Please note that if a consultation is requested, it must be done in a timely manner. MDS will do everything possible to be accommodating to the parent(s) or guardian(s) schedules.
However, if the behavior is persistent and severely unsafe to themselves, other children, or the teachers, Moscow Day School may recommend and/or require alternative placement prior to the second consultation.
If the initial plan for helping the child is not successful, the parent(s) or guardian(s) will again be asked to meet with the Director and teaching staff involved. Another attempt will be made to identify the problem, and establish a new, or revised strategy. Parent(s) or guardian(s) may be asked to consult outside professionals, or bring in behavioral specialists to help identify the problems or provide new strategies, in order for MDS to continue care. Our goal is to work as a team to better serve each child.
When the previous attempts have been followed and no progress has been made toward solving the problem(s), the child may be disenrolled from Moscow Day School at the discretion of the Director.
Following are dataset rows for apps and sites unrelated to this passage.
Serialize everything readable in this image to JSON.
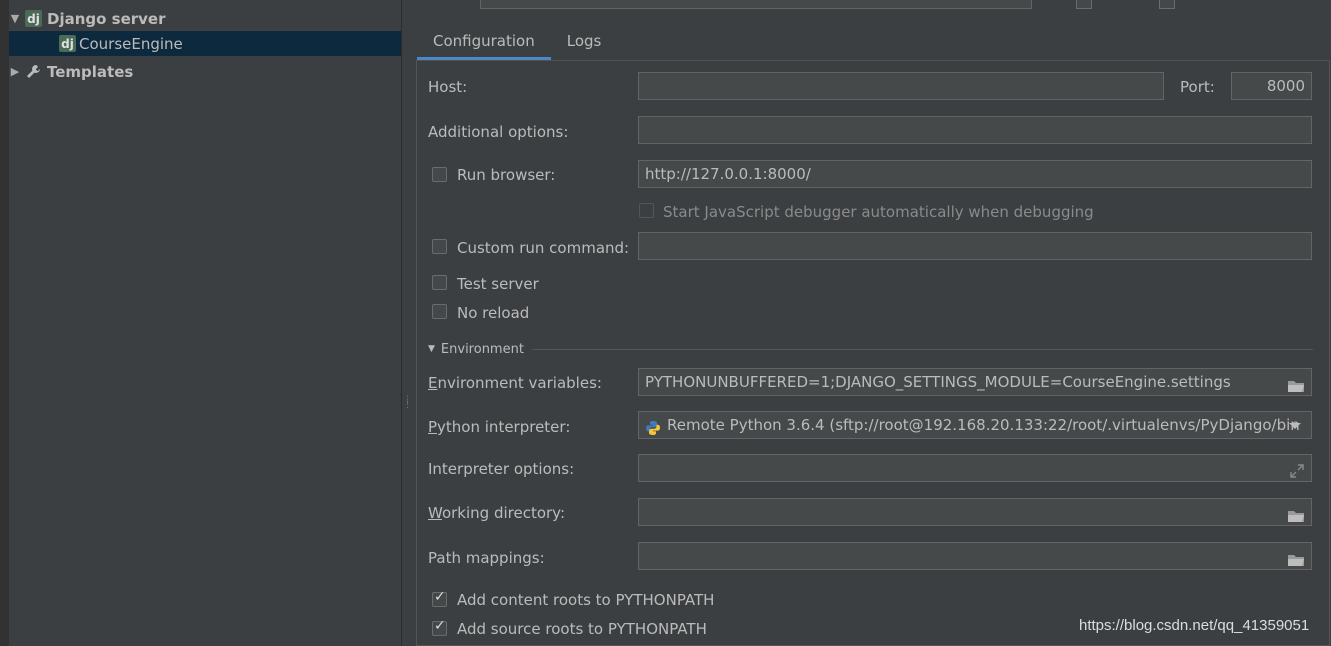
{
  "tree": {
    "django_server_label": "Django server",
    "course_engine_label": "CourseEngine",
    "templates_label": "Templates",
    "dj_badge": "dj"
  },
  "tabs": [
    "Configuration",
    "Logs"
  ],
  "form": {
    "host_label": "Host:",
    "host_value": "",
    "port_label": "Port:",
    "port_value": "8000",
    "additional_label": "Additional options:",
    "additional_value": "",
    "run_browser_label": "Run browser:",
    "run_browser_url": "http://127.0.0.1:8000/",
    "js_debugger_label": "Start JavaScript debugger automatically when debugging",
    "custom_cmd_label": "Custom run command:",
    "custom_cmd_value": "",
    "test_server_label": "Test server",
    "no_reload_label": "No reload",
    "environment_section": "Environment",
    "env_vars_label_first": "E",
    "env_vars_label_rest": "nvironment variables:",
    "env_vars_value": "PYTHONUNBUFFERED=1;DJANGO_SETTINGS_MODULE=CourseEngine.settings",
    "interpreter_label_first": "P",
    "interpreter_label_rest": "ython interpreter:",
    "interpreter_value": "Remote Python 3.6.4 (sftp://root@192.168.20.133:22/root/.virtualenvs/PyDjango/bin",
    "interp_options_label": "Interpreter options:",
    "interp_options_value": "",
    "workdir_label_first": "W",
    "workdir_label_rest": "orking directory:",
    "workdir_value": "",
    "path_mappings_label": "Path mappings:",
    "path_mappings_value": "",
    "content_roots_label": "Add content roots to PYTHONPATH",
    "source_roots_label": "Add source roots to PYTHONPATH"
  },
  "checkboxes": {
    "run_browser": false,
    "js_debugger": false,
    "custom_cmd": false,
    "test_server": false,
    "no_reload": false,
    "content_roots": true,
    "source_roots": true
  },
  "watermark": "https://blog.csdn.net/qq_41359051",
  "colors": {
    "background": "#3c3f41",
    "field": "#45494a",
    "selection": "#0d293e",
    "tab_accent": "#4a88c7",
    "dj_badge": "#4a6b55"
  },
  "icons": [
    "folder-icon",
    "python-icon",
    "wrench-icon",
    "expand-icon",
    "chevron-down-icon"
  ]
}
NOTE: Moscow Day School does not condone or tolerate the use of corporal punishment of any kind. This policy restricts parents and staff from using physical punishment on their children while on Moscow Day School property. This is defined as the use of negative physical touching (spanking, slapping, pinching, etc.), exclusion from large motor or outdoor activities, or exclusion from any learning activity. In certain instances a child may be physically restrained in order to keep the child, other children, or staff safe from harm. Also, Moscow Day School will not tolerate psychological abuse, coercion, threats, or derogatory remarks from staff, parents or students. Moscow Day School will never withhold, or threaten to withhold food as a form of discipline.
Biting is a normal part of child development. Young children bite for various reasons, such as teething or exploring a new toy or object with their mouth. Biting can also be a way for toddlers to get attention or express how they're feeling. Frustration, anger, and fear are strong emotions, and toddlers lack the language skills to deal with them. If they can't find the words they need quickly enough or can't articulate how they're feeling, they may resort to biting.
Biting tends to occur most often between 12-24 months of age. Biting past the age of two and a half to three is less common. For repeated biting instances with preschoolers and older, we may request a parent/teacher conference. The purpose of the conference is to discuss what may be causing the child to be upset, frustrated, confused, or afraid and therefore lead to biting. Additionally, we would develop a joint plan of action following our behavior guidance procedures listed above. If your child bites or is bitten, you and the family of the other child involved will receive an Incident/Action Report that keeps the identity of both children confidential.
Children of Executive Board Members:
In the event that the disenrollment of a child of a board member is being considered, the board member parent will be removed from the Executive Board discussion for matters pertaining to this issue. The disenrollment decision will be left to the Director and the other remaining board members.